● REQUIRED WORK:
An exact copy of all the lines below is required, with every image left out.

● GIVEN DATA:

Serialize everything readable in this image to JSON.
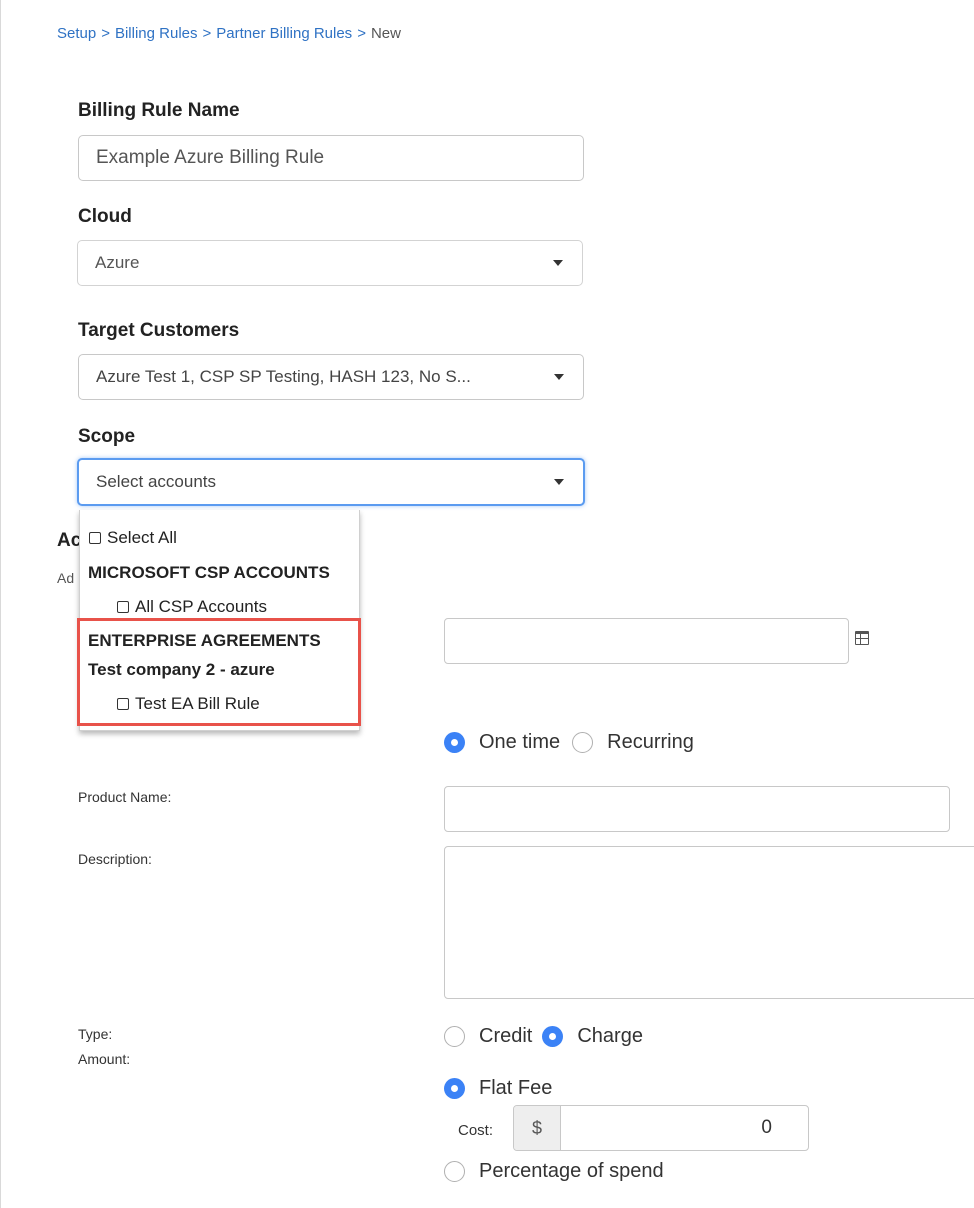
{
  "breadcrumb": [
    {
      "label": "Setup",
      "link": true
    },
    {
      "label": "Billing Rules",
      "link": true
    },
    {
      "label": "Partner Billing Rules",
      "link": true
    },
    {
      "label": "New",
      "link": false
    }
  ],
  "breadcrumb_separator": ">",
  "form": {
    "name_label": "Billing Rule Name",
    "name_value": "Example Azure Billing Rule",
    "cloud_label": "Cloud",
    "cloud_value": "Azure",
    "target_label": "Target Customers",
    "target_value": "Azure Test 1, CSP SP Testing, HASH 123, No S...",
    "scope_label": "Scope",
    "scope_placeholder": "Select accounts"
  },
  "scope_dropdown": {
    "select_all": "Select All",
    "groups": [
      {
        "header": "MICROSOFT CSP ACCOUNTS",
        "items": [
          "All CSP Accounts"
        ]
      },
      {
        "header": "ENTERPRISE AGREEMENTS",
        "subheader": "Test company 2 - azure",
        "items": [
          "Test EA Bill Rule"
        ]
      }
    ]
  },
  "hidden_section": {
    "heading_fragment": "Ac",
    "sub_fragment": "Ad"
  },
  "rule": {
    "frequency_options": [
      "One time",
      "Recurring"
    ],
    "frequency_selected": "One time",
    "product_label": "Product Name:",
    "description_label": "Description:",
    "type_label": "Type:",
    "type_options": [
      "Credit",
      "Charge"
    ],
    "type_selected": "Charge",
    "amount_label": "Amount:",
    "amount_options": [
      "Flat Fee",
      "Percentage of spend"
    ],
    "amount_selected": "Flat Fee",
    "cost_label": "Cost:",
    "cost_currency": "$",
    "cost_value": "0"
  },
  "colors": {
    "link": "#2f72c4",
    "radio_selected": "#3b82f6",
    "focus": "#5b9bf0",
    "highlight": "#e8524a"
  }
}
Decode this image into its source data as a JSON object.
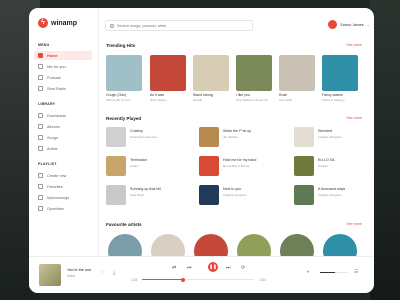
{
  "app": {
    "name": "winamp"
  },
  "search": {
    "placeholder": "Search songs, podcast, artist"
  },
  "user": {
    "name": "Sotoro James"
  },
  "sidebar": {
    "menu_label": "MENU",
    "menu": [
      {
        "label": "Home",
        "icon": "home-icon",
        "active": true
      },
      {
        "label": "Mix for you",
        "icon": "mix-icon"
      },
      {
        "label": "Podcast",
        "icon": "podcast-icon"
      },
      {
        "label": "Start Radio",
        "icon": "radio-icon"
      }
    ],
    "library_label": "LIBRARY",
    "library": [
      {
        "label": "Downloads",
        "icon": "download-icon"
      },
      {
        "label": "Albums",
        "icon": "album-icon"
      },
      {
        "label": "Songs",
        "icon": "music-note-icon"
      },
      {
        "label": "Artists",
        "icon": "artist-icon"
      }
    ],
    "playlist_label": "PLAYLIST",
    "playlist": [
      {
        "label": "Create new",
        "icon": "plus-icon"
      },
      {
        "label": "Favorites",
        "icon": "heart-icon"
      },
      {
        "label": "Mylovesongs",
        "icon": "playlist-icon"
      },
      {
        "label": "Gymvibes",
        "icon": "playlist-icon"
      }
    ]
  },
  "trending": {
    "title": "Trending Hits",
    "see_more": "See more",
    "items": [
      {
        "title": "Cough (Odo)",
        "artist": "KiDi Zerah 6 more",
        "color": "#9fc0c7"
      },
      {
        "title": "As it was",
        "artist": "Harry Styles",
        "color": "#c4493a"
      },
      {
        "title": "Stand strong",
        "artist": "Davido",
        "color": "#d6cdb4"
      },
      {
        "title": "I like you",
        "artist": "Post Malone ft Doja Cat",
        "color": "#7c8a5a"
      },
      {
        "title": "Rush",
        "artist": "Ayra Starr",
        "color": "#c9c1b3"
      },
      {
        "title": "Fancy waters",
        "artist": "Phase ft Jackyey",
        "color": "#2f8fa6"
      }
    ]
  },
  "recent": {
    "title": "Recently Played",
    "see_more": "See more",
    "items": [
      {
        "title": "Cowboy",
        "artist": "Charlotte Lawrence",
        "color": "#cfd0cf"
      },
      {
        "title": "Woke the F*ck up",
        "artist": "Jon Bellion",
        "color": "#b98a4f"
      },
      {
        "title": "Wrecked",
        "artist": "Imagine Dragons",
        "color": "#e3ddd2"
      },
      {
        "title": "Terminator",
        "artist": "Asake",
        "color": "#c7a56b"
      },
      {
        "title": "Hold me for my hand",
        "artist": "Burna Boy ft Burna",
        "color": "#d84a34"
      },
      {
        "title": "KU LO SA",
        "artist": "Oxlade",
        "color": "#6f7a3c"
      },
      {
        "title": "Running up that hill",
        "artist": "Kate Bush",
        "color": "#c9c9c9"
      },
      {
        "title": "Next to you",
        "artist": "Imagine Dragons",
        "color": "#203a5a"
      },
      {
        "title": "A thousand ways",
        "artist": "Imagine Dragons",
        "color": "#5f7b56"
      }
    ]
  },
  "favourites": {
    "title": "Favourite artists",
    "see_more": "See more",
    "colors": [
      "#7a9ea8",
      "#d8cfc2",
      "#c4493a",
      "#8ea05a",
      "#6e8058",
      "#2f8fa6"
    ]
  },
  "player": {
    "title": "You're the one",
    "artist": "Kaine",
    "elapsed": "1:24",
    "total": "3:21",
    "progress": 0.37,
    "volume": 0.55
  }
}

● FINAL ANSWER:
Serialize everything readable in this image to JSON.
{
  "breadcrumb": [
    {
      "label": "Setup",
      "link": true
    },
    {
      "label": "Billing Rules",
      "link": true
    },
    {
      "label": "Partner Billing Rules",
      "link": true
    },
    {
      "label": "New",
      "link": false
    }
  ],
  "breadcrumb_separator": ">",
  "form": {
    "name_label": "Billing Rule Name",
    "name_value": "Example Azure Billing Rule",
    "cloud_label": "Cloud",
    "cloud_value": "Azure",
    "target_label": "Target Customers",
    "target_value": "Azure Test 1, CSP SP Testing, HASH 123, No S...",
    "scope_label": "Scope",
    "scope_placeholder": "Select accounts"
  },
  "scope_dropdown": {
    "select_all": "Select All",
    "groups": [
      {
        "header": "MICROSOFT CSP ACCOUNTS",
        "items": [
          "All CSP Accounts"
        ]
      },
      {
        "header": "ENTERPRISE AGREEMENTS",
        "subheader": "Test company 2 - azure",
        "items": [
          "Test EA Bill Rule"
        ]
      }
    ]
  },
  "hidden_section": {
    "heading_fragment": "Ac",
    "sub_fragment": "Ad"
  },
  "rule": {
    "frequency_options": [
      "One time",
      "Recurring"
    ],
    "frequency_selected": "One time",
    "product_label": "Product Name:",
    "description_label": "Description:",
    "type_label": "Type:",
    "type_options": [
      "Credit",
      "Charge"
    ],
    "type_selected": "Charge",
    "amount_label": "Amount:",
    "amount_options": [
      "Flat Fee",
      "Percentage of spend"
    ],
    "amount_selected": "Flat Fee",
    "cost_label": "Cost:",
    "cost_currency": "$",
    "cost_value": "0"
  },
  "colors": {
    "link": "#2f72c4",
    "radio_selected": "#3b82f6",
    "focus": "#5b9bf0",
    "highlight": "#e8524a"
  }
}
Decode this image into its source data as a JSON object.
{
  "app": {
    "name": "winamp"
  },
  "search": {
    "placeholder": "Search songs, podcast, artist"
  },
  "user": {
    "name": "Sotoro James"
  },
  "sidebar": {
    "menu_label": "MENU",
    "menu": [
      {
        "label": "Home",
        "icon": "home-icon",
        "active": true
      },
      {
        "label": "Mix for you",
        "icon": "mix-icon"
      },
      {
        "label": "Podcast",
        "icon": "podcast-icon"
      },
      {
        "label": "Start Radio",
        "icon": "radio-icon"
      }
    ],
    "library_label": "LIBRARY",
    "library": [
      {
        "label": "Downloads",
        "icon": "download-icon"
      },
      {
        "label": "Albums",
        "icon": "album-icon"
      },
      {
        "label": "Songs",
        "icon": "music-note-icon"
      },
      {
        "label": "Artists",
        "icon": "artist-icon"
      }
    ],
    "playlist_label": "PLAYLIST",
    "playlist": [
      {
        "label": "Create new",
        "icon": "plus-icon"
      },
      {
        "label": "Favorites",
        "icon": "heart-icon"
      },
      {
        "label": "Mylovesongs",
        "icon": "playlist-icon"
      },
      {
        "label": "Gymvibes",
        "icon": "playlist-icon"
      }
    ]
  },
  "trending": {
    "title": "Trending Hits",
    "see_more": "See more",
    "items": [
      {
        "title": "Cough (Odo)",
        "artist": "KiDi Zerah 6 more",
        "color": "#9fc0c7"
      },
      {
        "title": "As it was",
        "artist": "Harry Styles",
        "color": "#c4493a"
      },
      {
        "title": "Stand strong",
        "artist": "Davido",
        "color": "#d6cdb4"
      },
      {
        "title": "I like you",
        "artist": "Post Malone ft Doja Cat",
        "color": "#7c8a5a"
      },
      {
        "title": "Rush",
        "artist": "Ayra Starr",
        "color": "#c9c1b3"
      },
      {
        "title": "Fancy waters",
        "artist": "Phase ft Jackyey",
        "color": "#2f8fa6"
      }
    ]
  },
  "recent": {
    "title": "Recently Played",
    "see_more": "See more",
    "items": [
      {
        "title": "Cowboy",
        "artist": "Charlotte Lawrence",
        "color": "#cfd0cf"
      },
      {
        "title": "Woke the F*ck up",
        "artist": "Jon Bellion",
        "color": "#b98a4f"
      },
      {
        "title": "Wrecked",
        "artist": "Imagine Dragons",
        "color": "#e3ddd2"
      },
      {
        "title": "Terminator",
        "artist": "Asake",
        "color": "#c7a56b"
      },
      {
        "title": "Hold me for my hand",
        "artist": "Burna Boy ft Burna",
        "color": "#d84a34"
      },
      {
        "title": "KU LO SA",
        "artist": "Oxlade",
        "color": "#6f7a3c"
      },
      {
        "title": "Running up that hill",
        "artist": "Kate Bush",
        "color": "#c9c9c9"
      },
      {
        "title": "Next to you",
        "artist": "Imagine Dragons",
        "color": "#203a5a"
      },
      {
        "title": "A thousand ways",
        "artist": "Imagine Dragons",
        "color": "#5f7b56"
      }
    ]
  },
  "favourites": {
    "title": "Favourite artists",
    "see_more": "See more",
    "colors": [
      "#7a9ea8",
      "#d8cfc2",
      "#c4493a",
      "#8ea05a",
      "#6e8058",
      "#2f8fa6"
    ]
  },
  "player": {
    "title": "You're the one",
    "artist": "Kaine",
    "elapsed": "1:24",
    "total": "3:21",
    "progress": 0.37,
    "volume": 0.55
  }
}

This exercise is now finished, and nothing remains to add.